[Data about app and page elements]
^^^^^^^^

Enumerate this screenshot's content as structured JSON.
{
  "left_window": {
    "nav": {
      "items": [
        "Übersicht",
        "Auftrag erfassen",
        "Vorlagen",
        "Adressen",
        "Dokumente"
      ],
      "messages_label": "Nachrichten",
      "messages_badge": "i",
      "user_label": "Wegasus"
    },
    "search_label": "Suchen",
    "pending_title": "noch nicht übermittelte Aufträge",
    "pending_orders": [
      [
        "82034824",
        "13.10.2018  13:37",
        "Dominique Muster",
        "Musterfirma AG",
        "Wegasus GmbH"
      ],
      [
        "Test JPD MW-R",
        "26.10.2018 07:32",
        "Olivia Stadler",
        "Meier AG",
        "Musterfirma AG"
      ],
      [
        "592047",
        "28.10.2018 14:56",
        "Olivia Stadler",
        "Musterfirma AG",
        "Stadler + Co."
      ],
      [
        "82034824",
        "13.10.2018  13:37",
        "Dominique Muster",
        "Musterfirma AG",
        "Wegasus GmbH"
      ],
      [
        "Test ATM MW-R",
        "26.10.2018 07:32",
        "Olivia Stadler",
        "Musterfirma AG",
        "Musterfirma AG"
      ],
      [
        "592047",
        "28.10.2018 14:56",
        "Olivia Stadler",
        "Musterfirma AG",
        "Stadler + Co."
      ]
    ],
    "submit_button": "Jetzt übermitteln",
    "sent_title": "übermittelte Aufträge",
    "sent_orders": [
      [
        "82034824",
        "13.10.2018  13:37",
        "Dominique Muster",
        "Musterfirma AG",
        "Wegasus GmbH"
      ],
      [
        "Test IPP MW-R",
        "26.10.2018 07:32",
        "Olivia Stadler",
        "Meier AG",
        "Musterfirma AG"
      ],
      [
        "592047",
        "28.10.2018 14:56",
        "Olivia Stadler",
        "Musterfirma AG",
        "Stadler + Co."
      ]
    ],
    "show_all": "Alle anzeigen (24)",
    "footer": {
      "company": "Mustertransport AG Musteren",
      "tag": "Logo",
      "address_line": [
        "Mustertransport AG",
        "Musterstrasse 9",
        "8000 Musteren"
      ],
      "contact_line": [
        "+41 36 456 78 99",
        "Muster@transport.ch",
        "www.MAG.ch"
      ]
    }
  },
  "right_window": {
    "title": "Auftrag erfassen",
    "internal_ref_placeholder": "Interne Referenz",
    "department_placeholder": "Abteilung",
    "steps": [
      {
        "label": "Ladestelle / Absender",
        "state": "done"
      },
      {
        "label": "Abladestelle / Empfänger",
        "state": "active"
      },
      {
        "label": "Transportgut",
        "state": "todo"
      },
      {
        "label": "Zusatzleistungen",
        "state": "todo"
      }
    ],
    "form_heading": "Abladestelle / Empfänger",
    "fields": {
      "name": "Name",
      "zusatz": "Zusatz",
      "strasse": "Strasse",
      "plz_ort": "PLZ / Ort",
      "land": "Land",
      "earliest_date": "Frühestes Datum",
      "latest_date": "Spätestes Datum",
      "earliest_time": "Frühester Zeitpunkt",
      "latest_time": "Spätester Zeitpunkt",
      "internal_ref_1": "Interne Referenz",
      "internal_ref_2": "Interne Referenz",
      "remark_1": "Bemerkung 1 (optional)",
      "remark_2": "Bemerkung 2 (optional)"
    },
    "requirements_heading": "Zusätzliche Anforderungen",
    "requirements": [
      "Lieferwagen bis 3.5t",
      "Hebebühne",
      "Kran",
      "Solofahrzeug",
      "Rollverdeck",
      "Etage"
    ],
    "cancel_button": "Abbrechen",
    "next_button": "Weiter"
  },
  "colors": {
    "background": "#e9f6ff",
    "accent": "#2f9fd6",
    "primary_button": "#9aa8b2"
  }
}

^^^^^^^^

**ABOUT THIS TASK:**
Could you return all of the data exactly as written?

**WRITTEN SOLUTION:**
Enumerate this screenshot's content as structured JSON.
{
  "left_window": {
    "nav": {
      "items": [
        "Übersicht",
        "Auftrag erfassen",
        "Vorlagen",
        "Adressen",
        "Dokumente"
      ],
      "messages_label": "Nachrichten",
      "messages_badge": "i",
      "user_label": "Wegasus"
    },
    "search_label": "Suchen",
    "pending_title": "noch nicht übermittelte Aufträge",
    "pending_orders": [
      [
        "82034824",
        "13.10.2018  13:37",
        "Dominique Muster",
        "Musterfirma AG",
        "Wegasus GmbH"
      ],
      [
        "Test JPD MW-R",
        "26.10.2018 07:32",
        "Olivia Stadler",
        "Meier AG",
        "Musterfirma AG"
      ],
      [
        "592047",
        "28.10.2018 14:56",
        "Olivia Stadler",
        "Musterfirma AG",
        "Stadler + Co."
      ],
      [
        "82034824",
        "13.10.2018  13:37",
        "Dominique Muster",
        "Musterfirma AG",
        "Wegasus GmbH"
      ],
      [
        "Test ATM MW-R",
        "26.10.2018 07:32",
        "Olivia Stadler",
        "Musterfirma AG",
        "Musterfirma AG"
      ],
      [
        "592047",
        "28.10.2018 14:56",
        "Olivia Stadler",
        "Musterfirma AG",
        "Stadler + Co."
      ]
    ],
    "submit_button": "Jetzt übermitteln",
    "sent_title": "übermittelte Aufträge",
    "sent_orders": [
      [
        "82034824",
        "13.10.2018  13:37",
        "Dominique Muster",
        "Musterfirma AG",
        "Wegasus GmbH"
      ],
      [
        "Test IPP MW-R",
        "26.10.2018 07:32",
        "Olivia Stadler",
        "Meier AG",
        "Musterfirma AG"
      ],
      [
        "592047",
        "28.10.2018 14:56",
        "Olivia Stadler",
        "Musterfirma AG",
        "Stadler + Co."
      ]
    ],
    "show_all": "Alle anzeigen (24)",
    "footer": {
      "company": "Mustertransport AG Musteren",
      "tag": "Logo",
      "address_line": [
        "Mustertransport AG",
        "Musterstrasse 9",
        "8000 Musteren"
      ],
      "contact_line": [
        "+41 36 456 78 99",
        "Muster@transport.ch",
        "www.MAG.ch"
      ]
    }
  },
  "right_window": {
    "title": "Auftrag erfassen",
    "internal_ref_placeholder": "Interne Referenz",
    "department_placeholder": "Abteilung",
    "steps": [
      {
        "label": "Ladestelle / Absender",
        "state": "done"
      },
      {
        "label": "Abladestelle / Empfänger",
        "state": "active"
      },
      {
        "label": "Transportgut",
        "state": "todo"
      },
      {
        "label": "Zusatzleistungen",
        "state": "todo"
      }
    ],
    "form_heading": "Abladestelle / Empfänger",
    "fields": {
      "name": "Name",
      "zusatz": "Zusatz",
      "strasse": "Strasse",
      "plz_ort": "PLZ / Ort",
      "land": "Land",
      "earliest_date": "Frühestes Datum",
      "latest_date": "Spätestes Datum",
      "earliest_time": "Frühester Zeitpunkt",
      "latest_time": "Spätester Zeitpunkt",
      "internal_ref_1": "Interne Referenz",
      "internal_ref_2": "Interne Referenz",
      "remark_1": "Bemerkung 1 (optional)",
      "remark_2": "Bemerkung 2 (optional)"
    },
    "requirements_heading": "Zusätzliche Anforderungen",
    "requirements": [
      "Lieferwagen bis 3.5t",
      "Hebebühne",
      "Kran",
      "Solofahrzeug",
      "Rollverdeck",
      "Etage"
    ],
    "cancel_button": "Abbrechen",
    "next_button": "Weiter"
  },
  "colors": {
    "background": "#e9f6ff",
    "accent": "#2f9fd6",
    "primary_button": "#9aa8b2"
  }
}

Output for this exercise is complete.